### Assignment
Locate the string "Watch" in the records below. Copy every line where it occurs.

### Data extracts

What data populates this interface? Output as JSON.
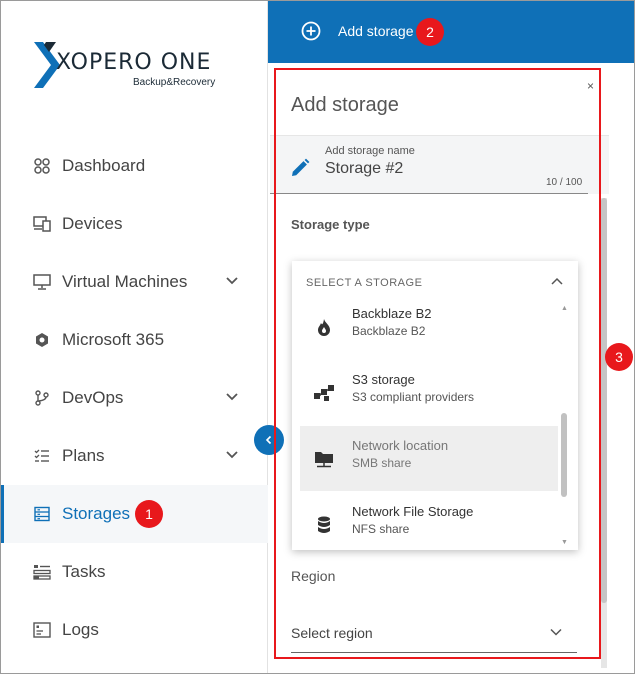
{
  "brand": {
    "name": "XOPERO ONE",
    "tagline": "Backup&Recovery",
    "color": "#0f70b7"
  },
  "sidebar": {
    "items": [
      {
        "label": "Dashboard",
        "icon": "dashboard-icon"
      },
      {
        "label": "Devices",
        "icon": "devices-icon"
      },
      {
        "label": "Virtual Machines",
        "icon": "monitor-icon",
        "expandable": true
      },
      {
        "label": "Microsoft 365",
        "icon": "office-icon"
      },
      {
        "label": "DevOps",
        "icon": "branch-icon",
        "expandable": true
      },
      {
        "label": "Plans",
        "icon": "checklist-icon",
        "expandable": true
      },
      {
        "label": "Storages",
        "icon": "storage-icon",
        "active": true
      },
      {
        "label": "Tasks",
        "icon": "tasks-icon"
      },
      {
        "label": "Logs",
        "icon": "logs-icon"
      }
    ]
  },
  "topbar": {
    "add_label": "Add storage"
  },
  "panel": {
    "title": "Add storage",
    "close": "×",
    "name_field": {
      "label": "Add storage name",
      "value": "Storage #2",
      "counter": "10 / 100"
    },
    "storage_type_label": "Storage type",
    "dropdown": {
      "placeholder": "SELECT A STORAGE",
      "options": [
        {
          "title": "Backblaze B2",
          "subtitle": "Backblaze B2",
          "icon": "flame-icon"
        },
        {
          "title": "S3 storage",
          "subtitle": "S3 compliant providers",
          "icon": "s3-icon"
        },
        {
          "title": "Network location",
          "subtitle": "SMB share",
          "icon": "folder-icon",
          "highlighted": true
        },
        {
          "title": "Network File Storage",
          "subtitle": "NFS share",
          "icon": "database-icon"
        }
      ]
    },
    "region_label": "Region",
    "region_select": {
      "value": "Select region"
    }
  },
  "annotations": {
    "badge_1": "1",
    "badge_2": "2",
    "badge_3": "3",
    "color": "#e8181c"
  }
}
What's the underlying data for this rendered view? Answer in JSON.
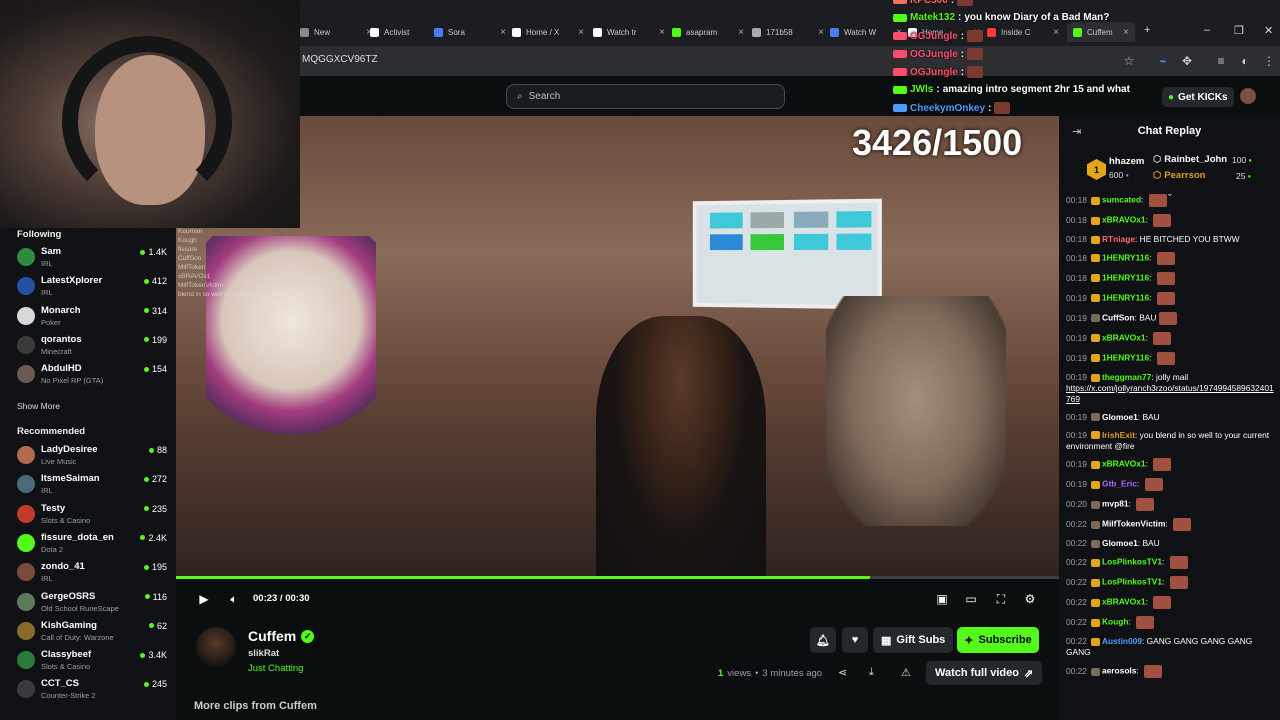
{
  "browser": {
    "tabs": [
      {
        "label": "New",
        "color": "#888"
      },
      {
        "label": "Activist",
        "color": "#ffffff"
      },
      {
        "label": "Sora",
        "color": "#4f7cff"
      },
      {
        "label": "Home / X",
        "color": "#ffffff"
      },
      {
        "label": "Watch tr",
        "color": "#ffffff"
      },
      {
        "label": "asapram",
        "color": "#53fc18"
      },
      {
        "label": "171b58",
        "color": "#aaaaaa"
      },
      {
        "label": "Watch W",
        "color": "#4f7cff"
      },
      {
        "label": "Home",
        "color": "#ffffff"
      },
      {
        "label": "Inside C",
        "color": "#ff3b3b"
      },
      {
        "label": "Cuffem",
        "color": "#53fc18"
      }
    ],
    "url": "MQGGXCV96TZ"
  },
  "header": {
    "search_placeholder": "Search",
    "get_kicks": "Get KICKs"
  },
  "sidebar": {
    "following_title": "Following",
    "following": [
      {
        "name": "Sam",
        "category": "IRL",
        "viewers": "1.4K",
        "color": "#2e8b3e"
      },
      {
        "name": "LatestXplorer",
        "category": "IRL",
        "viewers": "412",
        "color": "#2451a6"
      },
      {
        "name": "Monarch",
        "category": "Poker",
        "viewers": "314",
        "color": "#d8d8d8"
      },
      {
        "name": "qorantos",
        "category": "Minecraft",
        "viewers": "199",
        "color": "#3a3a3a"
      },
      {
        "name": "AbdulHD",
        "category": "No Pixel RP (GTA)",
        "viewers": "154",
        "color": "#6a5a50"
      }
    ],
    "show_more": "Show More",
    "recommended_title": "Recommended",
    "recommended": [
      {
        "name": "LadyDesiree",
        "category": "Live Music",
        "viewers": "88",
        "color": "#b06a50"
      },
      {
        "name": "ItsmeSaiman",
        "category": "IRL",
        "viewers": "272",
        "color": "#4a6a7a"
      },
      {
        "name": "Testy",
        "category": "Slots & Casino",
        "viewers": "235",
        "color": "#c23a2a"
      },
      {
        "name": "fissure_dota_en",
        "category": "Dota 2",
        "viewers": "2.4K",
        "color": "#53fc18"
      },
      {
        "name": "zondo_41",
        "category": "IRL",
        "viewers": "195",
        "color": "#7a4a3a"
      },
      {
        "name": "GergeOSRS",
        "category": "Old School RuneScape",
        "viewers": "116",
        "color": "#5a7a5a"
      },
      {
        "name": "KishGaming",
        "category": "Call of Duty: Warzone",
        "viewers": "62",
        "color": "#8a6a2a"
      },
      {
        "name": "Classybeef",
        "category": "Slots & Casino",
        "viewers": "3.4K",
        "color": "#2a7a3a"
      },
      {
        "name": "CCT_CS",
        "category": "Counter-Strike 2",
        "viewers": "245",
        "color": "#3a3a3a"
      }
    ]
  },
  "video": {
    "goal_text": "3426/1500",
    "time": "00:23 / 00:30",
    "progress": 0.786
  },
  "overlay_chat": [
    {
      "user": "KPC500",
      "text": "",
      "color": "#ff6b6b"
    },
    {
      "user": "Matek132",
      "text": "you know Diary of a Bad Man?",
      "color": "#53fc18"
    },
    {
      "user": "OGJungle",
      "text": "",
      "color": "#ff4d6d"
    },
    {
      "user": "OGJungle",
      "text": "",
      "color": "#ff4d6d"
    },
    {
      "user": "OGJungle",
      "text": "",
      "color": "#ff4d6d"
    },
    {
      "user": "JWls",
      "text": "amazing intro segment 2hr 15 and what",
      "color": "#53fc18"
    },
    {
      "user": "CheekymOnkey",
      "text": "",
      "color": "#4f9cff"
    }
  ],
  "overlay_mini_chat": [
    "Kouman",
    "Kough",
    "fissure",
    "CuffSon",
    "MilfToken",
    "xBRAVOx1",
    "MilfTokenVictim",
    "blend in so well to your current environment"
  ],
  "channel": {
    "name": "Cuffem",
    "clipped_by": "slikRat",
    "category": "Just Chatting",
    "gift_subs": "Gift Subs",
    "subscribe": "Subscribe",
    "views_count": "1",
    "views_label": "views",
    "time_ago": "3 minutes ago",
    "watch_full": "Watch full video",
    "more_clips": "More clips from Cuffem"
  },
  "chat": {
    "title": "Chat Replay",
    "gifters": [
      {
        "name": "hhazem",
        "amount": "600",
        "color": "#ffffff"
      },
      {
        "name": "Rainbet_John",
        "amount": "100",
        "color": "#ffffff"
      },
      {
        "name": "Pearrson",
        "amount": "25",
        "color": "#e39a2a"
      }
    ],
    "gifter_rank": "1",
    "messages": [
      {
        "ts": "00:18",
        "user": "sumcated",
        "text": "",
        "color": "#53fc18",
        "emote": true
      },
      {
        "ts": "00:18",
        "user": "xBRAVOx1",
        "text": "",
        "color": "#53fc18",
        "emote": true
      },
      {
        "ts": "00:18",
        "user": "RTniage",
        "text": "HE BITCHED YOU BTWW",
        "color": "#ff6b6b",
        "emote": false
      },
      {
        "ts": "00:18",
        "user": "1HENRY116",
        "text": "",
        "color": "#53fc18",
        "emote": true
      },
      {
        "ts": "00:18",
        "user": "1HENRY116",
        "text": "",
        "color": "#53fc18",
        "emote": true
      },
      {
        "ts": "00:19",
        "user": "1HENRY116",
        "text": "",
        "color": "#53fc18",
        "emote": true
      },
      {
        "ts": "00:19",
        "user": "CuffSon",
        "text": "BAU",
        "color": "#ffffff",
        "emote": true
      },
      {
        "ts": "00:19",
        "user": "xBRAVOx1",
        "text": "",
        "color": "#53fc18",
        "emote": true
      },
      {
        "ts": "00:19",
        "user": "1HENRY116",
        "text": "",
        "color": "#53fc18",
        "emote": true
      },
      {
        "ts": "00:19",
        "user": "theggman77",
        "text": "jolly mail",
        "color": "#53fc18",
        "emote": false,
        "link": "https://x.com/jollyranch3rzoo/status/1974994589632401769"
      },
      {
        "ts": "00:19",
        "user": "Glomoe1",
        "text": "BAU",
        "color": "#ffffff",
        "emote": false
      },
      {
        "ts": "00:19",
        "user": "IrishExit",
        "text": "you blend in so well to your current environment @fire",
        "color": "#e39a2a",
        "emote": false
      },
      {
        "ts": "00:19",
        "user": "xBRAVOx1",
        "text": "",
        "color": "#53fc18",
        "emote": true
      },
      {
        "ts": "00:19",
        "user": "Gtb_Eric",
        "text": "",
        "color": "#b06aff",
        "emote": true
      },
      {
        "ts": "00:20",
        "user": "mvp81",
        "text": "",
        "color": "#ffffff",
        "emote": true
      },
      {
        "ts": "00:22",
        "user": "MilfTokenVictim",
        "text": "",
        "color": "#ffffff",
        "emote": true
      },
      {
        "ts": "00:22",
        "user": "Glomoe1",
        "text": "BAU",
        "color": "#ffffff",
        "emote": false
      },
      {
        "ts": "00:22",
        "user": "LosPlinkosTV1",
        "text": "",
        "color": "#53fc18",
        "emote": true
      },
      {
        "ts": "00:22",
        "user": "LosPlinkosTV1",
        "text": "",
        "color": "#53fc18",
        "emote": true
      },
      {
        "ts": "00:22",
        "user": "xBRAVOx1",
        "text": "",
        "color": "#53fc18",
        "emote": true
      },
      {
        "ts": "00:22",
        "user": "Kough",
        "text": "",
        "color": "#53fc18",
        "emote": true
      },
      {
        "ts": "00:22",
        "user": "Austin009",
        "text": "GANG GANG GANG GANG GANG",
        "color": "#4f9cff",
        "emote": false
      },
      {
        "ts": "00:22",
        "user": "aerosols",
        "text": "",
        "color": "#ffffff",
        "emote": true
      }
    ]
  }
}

### The completed task
        "label": "Watch tr",
        "label": "Watch W",
    "watch_full": "Watch full video",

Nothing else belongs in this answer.